'Go on,' said Mr. Brownlow, signing to Mrs. Maylie to approach.
'You couldn't find the spot to which these people had repaired,'
said Monks, 'but where friendship fails, hatred will often force
a way. My mother found it, after a year of cunning search--ay,
and found the child.'
'She took it, did she?'
'No. The people were poor and began to sicken--at least the man
did--of their fine humanity; so she left it with them, giving
them a small present of money which would not last long, and
promised more, which she never meant to send.
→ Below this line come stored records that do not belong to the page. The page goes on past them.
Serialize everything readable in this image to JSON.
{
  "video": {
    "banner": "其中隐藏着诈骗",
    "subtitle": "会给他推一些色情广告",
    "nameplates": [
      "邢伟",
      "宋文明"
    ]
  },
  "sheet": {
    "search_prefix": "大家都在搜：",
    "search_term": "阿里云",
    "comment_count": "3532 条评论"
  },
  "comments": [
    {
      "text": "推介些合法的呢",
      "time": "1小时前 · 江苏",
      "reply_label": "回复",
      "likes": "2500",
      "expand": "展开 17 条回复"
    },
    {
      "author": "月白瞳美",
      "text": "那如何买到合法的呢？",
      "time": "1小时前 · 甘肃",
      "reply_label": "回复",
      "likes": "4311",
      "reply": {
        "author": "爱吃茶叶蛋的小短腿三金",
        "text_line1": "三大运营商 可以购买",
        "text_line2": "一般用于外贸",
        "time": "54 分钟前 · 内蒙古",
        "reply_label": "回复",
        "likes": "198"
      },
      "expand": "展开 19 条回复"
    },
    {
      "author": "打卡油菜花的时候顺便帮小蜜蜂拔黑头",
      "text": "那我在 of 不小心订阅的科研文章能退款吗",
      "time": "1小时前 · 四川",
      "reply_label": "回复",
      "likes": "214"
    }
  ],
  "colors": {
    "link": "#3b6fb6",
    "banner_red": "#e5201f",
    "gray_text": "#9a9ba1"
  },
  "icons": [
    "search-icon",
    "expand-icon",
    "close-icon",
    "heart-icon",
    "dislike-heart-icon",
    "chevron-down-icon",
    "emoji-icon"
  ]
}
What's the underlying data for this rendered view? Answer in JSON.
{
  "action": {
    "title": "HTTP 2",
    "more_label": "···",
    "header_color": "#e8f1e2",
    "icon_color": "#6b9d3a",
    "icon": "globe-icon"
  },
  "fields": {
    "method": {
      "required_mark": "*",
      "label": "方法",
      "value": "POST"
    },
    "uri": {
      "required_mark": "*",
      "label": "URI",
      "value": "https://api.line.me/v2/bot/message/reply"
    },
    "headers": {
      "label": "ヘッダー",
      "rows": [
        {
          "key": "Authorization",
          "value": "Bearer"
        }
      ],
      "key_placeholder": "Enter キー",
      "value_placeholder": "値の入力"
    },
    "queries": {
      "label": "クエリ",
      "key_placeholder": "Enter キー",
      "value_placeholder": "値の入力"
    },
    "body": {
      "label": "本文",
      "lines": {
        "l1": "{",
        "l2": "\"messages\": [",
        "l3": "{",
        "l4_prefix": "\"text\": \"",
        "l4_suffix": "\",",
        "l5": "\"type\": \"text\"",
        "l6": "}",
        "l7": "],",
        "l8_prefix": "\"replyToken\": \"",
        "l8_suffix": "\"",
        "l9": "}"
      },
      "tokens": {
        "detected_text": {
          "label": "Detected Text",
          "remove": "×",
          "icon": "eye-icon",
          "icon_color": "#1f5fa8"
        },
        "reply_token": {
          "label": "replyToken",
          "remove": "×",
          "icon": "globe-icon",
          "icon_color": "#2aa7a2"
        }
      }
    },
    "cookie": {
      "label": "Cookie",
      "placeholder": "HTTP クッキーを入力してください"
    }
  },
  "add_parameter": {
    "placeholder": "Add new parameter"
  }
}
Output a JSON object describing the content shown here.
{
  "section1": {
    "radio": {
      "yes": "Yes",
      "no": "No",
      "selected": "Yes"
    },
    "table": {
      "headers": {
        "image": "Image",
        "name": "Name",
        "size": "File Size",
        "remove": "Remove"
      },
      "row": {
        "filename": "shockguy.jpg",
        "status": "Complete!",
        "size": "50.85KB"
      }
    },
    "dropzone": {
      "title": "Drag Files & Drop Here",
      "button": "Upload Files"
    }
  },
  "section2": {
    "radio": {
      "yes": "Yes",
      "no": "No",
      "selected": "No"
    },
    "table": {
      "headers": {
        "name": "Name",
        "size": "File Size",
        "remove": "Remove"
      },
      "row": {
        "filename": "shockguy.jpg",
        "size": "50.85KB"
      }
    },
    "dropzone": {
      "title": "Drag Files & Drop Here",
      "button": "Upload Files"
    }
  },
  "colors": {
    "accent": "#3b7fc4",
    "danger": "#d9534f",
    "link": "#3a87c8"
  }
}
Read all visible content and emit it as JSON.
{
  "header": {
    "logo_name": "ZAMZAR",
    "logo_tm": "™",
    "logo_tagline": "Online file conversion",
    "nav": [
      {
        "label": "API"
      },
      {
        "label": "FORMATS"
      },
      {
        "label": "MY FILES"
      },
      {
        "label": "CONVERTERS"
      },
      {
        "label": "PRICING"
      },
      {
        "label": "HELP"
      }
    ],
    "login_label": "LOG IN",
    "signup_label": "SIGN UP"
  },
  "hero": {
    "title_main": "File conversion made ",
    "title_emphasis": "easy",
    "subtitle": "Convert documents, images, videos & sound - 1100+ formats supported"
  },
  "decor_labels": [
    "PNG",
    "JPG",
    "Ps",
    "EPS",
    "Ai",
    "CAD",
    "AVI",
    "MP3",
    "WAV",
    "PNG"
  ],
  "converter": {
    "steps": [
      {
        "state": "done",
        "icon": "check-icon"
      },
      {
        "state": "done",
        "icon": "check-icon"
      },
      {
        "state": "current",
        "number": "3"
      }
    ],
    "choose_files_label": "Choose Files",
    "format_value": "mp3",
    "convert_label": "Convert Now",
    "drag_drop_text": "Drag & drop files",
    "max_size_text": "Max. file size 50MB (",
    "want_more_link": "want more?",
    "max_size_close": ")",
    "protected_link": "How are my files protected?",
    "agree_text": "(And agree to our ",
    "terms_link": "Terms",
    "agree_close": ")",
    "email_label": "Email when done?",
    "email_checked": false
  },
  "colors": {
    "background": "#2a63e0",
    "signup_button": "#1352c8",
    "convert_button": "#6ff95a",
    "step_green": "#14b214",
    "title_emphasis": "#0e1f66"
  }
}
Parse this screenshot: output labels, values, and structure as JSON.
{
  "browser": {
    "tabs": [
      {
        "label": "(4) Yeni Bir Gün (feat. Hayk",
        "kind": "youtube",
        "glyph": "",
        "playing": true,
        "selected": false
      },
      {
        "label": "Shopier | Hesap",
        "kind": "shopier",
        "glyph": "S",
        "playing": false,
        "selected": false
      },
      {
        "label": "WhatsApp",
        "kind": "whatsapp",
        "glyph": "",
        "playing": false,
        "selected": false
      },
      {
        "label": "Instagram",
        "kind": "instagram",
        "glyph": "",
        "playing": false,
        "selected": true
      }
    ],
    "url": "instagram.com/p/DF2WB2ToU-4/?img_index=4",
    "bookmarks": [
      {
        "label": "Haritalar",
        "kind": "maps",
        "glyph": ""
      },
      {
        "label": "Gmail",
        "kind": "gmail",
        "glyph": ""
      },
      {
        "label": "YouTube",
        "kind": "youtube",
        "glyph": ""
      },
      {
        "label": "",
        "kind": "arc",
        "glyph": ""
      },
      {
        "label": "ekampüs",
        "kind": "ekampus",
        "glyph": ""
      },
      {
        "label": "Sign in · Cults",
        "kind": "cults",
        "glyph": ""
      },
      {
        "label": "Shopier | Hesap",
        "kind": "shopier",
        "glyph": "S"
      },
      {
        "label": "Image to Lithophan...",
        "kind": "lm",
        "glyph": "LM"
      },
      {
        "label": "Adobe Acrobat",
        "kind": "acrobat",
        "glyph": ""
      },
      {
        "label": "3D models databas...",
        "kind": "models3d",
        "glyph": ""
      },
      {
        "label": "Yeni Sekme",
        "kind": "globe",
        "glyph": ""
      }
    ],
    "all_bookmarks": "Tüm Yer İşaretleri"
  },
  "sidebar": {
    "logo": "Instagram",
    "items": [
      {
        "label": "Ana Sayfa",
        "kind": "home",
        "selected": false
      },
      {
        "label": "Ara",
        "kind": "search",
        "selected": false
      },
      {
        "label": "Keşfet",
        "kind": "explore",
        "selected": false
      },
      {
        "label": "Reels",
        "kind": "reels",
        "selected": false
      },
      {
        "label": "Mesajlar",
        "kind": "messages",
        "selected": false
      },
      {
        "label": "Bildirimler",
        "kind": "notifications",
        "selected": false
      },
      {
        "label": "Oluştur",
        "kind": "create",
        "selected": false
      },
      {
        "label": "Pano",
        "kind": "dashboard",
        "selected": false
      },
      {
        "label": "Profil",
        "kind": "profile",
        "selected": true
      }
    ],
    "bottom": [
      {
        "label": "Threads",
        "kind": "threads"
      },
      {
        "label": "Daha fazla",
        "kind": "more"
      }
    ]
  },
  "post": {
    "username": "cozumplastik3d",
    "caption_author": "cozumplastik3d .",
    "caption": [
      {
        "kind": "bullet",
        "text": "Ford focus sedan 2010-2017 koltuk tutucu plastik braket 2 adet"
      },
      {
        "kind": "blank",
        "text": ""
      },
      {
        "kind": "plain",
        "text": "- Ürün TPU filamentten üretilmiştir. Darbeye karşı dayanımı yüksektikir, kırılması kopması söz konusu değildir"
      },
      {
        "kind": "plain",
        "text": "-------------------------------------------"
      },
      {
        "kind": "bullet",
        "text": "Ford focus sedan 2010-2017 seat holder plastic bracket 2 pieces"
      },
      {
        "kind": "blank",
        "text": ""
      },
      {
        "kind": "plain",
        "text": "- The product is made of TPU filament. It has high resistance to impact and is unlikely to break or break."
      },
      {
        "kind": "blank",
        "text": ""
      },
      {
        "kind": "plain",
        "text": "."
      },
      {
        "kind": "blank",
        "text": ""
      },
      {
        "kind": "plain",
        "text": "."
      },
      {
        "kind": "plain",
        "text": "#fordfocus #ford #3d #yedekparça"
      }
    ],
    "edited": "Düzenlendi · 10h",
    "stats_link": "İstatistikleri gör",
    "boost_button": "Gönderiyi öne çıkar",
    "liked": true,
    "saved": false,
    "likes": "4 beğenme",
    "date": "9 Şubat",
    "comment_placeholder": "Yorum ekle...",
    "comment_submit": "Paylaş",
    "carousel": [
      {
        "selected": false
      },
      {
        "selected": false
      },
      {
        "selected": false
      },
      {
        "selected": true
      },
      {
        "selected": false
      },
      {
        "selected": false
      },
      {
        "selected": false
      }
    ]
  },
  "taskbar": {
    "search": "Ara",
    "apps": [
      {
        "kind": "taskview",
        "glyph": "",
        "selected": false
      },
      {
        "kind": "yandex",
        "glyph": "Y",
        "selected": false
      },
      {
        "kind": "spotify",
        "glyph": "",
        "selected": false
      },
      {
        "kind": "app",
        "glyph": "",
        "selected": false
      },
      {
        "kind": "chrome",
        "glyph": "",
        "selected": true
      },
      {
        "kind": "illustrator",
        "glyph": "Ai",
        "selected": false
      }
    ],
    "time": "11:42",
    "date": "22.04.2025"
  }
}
She didn't quite
rely, however, on their discontent and poverty for the child's
unhappiness, but told the history of the sister's shame, with
such alterations as suited her; bade them take good heed of the
child, for she came of bad blood;; and told them she was
illegitimate, and sure to go wrong at one time or other. The
circumstances countenanced all this; the people believed it; and
there the child dragged on an existence, miserable enough even to
satisfy us, until a widow lady, residing, then, at Chester, saw
the girl by chance, pitied her, and took her home. There was
some cursed spell, I think, against us; for in spite of all our
efforts she remained there and was happy. I lost sight of her,
two or three years ago, and saw her no more until a few months
'Do you see her now?'
'Yes. Leaning on your arm.'
'But not the less my niece,' cried Mrs. Maylie, folding the
fainting girl in her arms; 'not the less my dearest child. I
would not lose her now, for all the treasures of the world. My
sweet companion, my own dear girl!'
'The only friend I ever had,' cried Rose, clinging to her. 'The
kindest, best of friends. My heart will burst. I cannot bear
'You have borne more, and have been, through all, the best and
gentlest creature that ever shed happiness on every one she
knew,' said Mrs. Maylie, embracing her tenderly. 'Come, come, my
love, remember who this is who waits to clasp you in his arms,
poor child! See here--look, look, my dear!'